Saturday, January 17, 2009
Floods Of South Dakota: Incoming SD Legislator Plans To Propose New Child Molestation Character Evidence Rule
South Dakota does not currently have a rule of evidence that allows for the admission of a criminal defendant's prior acts of child molestation when he is charged with child molestation. But if an incoming lawmaker has his way, that will all soon change.
Like its federal counterpart, Federal Rule of Evidence 404(b), SDCL 19-12-5 provides in relevant part that "[e]vidence of other crimes, wrongs, or acts is not admissible to prove the character of a person in order to show that he acted in conformity therewith." In other words, evidence that a criminal defendant charged with child molestation had previously molested children would be inadmissible to prove that he had a propensity to molest children and that he likely acted in conformity with that propensity at the time of the alleged crime. Or, to put it more simply, that evidence would be inadmissible to prove, "Once a child molester, always a child molester."
"In a criminal case in which the defendant is accused of an offense of child molestation, evidence of the defendant's commission of another offense or offenses of child molestation is admissible, and may be considered for its bearing on any matter to which it is relevant."
As I have noted before, this Rule was "enacted as part of the Violent Crime Control and Law Enforcement Act of 1994, despite the overwhelming majority of lawyers, judges, legal organizations, and law professors opposing the laws when it was submitted for public comments."
But while Congress added this Rule to the Federal Rules of Evidence, most states, including South Dakota, have not followed suit. Recently elected South Dakota State Rep.-elect Lance Russell would like to change that. He plans to introduce a bill that would let juries hear evidence of prior molestations in trials where the defendant is accused of child molestation. According to Russell, "state juries need to have all the evidence in such cases - as federal juries already do."
Of course, the question is whether the probative value of such evidence is substantially outweighed by the danger of unfair prejudice that it creates.

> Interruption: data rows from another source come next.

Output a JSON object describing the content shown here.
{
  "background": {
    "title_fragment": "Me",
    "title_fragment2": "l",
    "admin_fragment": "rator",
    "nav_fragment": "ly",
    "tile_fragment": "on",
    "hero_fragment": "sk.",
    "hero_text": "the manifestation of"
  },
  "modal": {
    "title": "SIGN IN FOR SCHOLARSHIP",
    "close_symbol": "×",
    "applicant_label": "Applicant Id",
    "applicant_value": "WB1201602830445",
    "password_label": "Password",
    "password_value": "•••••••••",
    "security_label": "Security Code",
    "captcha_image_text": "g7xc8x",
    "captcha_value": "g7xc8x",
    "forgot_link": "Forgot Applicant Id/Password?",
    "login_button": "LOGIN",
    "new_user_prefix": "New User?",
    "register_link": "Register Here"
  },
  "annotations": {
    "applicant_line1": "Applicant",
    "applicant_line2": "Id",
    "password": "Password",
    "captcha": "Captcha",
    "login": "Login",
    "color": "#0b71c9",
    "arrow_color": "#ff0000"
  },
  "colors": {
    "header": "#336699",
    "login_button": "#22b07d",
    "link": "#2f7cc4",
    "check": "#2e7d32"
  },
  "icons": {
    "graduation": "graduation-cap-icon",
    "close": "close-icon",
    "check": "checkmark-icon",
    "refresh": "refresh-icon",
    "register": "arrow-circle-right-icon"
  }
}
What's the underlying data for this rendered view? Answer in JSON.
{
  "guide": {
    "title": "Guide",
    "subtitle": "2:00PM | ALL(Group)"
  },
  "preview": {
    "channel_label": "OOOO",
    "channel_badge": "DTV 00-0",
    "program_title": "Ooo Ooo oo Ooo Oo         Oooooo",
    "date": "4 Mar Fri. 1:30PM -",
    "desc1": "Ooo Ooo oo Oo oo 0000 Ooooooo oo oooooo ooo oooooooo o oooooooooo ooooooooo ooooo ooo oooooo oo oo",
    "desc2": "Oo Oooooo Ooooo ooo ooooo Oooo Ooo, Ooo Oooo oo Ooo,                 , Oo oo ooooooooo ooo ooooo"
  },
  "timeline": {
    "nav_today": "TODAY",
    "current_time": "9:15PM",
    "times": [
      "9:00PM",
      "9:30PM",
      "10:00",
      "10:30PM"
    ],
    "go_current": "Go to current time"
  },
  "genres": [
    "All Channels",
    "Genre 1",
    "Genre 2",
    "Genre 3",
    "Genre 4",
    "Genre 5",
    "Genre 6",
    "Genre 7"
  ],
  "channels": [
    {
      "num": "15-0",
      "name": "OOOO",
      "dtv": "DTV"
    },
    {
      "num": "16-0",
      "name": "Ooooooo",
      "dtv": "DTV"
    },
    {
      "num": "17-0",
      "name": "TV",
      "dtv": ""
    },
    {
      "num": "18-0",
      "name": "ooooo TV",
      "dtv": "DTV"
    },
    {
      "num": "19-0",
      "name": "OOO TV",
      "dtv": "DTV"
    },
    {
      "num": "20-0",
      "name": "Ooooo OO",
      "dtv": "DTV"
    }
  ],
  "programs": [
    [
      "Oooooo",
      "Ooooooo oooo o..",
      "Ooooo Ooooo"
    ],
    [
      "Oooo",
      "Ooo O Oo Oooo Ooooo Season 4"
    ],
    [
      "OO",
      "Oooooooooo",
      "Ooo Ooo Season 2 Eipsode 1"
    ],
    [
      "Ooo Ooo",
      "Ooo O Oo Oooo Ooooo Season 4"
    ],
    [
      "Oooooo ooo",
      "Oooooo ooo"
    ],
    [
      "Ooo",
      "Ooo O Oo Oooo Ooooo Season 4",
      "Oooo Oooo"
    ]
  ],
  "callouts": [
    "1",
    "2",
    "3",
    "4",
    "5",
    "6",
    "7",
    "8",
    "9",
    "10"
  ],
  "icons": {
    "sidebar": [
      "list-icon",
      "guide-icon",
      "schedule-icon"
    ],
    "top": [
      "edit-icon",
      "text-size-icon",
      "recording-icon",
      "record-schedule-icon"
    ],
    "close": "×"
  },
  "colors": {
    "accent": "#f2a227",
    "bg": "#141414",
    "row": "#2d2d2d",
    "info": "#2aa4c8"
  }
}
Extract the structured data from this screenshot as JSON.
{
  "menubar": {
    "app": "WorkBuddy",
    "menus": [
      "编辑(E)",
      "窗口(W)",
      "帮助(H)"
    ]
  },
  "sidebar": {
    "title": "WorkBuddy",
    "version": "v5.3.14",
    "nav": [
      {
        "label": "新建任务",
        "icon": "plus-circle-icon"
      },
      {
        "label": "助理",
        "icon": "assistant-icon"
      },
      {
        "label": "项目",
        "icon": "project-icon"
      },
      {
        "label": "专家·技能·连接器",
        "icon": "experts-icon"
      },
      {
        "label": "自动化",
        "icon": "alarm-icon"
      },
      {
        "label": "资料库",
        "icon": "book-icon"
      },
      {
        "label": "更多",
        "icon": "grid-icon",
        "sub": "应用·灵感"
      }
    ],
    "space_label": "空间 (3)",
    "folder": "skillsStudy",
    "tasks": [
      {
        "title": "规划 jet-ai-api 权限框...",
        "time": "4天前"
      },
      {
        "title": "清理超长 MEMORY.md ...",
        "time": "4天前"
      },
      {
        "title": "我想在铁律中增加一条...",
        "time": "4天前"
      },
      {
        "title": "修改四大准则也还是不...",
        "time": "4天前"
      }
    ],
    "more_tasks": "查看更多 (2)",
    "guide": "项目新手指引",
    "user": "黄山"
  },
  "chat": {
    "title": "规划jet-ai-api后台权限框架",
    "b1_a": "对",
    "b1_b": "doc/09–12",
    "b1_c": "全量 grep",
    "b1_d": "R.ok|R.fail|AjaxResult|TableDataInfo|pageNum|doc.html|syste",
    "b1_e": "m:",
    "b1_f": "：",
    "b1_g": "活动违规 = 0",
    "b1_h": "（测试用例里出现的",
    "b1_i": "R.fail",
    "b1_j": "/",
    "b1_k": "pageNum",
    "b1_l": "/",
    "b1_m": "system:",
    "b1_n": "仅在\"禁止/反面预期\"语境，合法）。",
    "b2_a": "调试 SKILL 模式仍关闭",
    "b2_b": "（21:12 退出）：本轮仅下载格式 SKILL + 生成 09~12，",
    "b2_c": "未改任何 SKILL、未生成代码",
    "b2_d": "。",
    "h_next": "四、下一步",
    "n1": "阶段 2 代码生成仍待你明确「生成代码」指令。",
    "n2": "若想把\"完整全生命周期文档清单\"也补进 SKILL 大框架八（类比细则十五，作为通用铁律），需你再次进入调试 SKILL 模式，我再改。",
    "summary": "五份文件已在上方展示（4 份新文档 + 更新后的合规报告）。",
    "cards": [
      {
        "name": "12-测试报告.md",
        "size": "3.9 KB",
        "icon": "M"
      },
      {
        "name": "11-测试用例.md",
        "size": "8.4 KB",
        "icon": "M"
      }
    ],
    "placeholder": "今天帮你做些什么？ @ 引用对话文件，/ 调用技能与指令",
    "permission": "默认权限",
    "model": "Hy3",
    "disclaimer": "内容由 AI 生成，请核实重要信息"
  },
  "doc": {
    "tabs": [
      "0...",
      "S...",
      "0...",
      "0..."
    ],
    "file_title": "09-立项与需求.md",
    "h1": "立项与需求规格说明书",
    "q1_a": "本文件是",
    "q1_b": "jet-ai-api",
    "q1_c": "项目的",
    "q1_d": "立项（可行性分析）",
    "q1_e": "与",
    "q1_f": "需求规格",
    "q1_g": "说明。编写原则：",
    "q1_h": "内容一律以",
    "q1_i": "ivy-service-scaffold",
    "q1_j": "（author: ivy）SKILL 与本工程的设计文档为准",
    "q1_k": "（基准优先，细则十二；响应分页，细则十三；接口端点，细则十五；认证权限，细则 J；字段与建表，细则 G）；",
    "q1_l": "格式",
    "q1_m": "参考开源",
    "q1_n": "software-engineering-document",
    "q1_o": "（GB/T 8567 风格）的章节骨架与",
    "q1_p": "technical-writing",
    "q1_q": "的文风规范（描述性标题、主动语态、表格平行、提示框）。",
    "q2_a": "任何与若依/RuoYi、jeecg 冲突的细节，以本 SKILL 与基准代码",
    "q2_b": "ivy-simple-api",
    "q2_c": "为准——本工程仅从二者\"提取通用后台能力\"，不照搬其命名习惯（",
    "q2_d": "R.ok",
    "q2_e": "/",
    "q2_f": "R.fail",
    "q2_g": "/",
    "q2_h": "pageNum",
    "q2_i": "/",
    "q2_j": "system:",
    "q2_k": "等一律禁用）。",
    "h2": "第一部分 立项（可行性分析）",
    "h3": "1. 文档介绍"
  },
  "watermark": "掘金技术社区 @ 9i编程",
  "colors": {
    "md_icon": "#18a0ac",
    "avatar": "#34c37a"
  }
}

Most lawyers, judges, and law professors answered this question in the negative, and, as I have noted before, I agree with them. Now, the question will be where South Dakota legislators fall on the question.